Green called him in the offseason and told him he wanted him to practice at center.
"He's a smart kid," Green said. "He'd already figured out in his own mind, I believe, that he'll get the puck more at center. [In Europe on] the bigger ice, you can play the wing and still get the puck a lot. Over here, the ice is narrower. You don't get the room on the walls."
Pettersson quickly alleviated any concern. The Canucks' problem now is keeping hype under control and expectations realistic. But it's a good problem to have, and it isn't a problem with Pettersson himself.
Video: COL@VAN: Pettersson backhands puck past Grubauer
Referring to his five-point performance in a 7-6 overtime win against the Colorado Avalanche at Rogers Arena on Friday, a reporter started to ask, "What do you think the win the other night and the way you did it …"
Pettersson cut him off.
"We did it," he said.
Asked about becoming the fifth player in a century to score 10 goals in his first 10 games, Pettersson said he was happy about it but pointed out the Canucks hadn't defeated the Red Wings that night. It was no time for celebration.
"There's some guys that you can tell are wired for success, and I feel like he is," Green said. "He talks like he is, and he's been very humble still and not getting too far ahead of himself."
Emil said Elias has matured a lot the past couple of years.
"It's impressive that he's had so much success the last two, three seasons, and he's still the same person," Emil said. "He hasn't changed a bit toward family, friends."
Toward hockey, either. He's the same kid having fun on the ice, using his imagination.
"The game is so fast out there," Elias said. "You have to be quick. I always try to be one step ahead of the play and always make plays. That's what hockey's all about. Sometimes it works, and when it doesn't work, I try to figure out another way.
"Nobody's perfect. Of course, I'm better at some things than others, but I will work on everything. If my shot would be perfect, I would score on every shot. The more you practice, the better you'll be in games. That's always been my focus.

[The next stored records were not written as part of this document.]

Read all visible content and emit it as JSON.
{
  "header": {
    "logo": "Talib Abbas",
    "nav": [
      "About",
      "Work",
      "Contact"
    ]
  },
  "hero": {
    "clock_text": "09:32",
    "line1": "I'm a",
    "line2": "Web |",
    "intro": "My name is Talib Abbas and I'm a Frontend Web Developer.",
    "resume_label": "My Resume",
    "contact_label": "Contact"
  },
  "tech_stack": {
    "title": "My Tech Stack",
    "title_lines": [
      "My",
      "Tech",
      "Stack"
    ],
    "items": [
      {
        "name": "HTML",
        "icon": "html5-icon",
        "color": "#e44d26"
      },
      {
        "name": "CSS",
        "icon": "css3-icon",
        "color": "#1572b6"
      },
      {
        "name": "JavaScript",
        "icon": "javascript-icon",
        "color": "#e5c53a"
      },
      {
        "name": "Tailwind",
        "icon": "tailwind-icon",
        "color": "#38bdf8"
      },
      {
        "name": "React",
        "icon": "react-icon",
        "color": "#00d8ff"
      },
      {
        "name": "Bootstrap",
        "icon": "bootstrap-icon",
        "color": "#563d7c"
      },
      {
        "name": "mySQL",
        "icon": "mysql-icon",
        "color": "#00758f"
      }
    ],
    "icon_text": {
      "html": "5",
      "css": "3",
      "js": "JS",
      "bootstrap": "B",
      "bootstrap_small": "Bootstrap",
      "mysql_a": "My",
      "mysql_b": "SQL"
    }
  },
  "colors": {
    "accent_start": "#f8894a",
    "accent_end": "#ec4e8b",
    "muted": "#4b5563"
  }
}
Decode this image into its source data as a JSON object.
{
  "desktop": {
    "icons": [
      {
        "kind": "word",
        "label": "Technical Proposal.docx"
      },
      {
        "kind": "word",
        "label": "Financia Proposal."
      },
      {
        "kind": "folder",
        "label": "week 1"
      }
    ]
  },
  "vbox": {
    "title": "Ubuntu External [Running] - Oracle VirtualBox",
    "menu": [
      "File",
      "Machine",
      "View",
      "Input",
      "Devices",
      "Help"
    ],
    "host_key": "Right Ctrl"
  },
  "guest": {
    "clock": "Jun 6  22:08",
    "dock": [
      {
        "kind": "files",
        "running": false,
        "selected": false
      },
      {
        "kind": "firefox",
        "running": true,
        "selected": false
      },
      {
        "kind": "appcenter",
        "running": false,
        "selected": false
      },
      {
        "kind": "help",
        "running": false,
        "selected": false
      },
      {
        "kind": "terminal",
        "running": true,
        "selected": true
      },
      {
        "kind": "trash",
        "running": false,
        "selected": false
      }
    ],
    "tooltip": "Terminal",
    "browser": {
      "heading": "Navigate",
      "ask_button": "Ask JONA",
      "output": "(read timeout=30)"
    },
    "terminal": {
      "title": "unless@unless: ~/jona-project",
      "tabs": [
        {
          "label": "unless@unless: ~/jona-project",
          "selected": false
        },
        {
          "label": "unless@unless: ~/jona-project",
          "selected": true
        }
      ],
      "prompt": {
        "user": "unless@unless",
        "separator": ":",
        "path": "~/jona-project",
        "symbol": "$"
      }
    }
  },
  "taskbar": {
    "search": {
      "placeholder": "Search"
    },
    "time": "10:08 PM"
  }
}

"I didn't know what to expect [in the NHL]. I'm just living my dream right now."
NHL.com/sv looks at how Elias Pettersson keeps finding new ways to wow:
Pettersson slutar aldrig förvåna: "Saknar ord"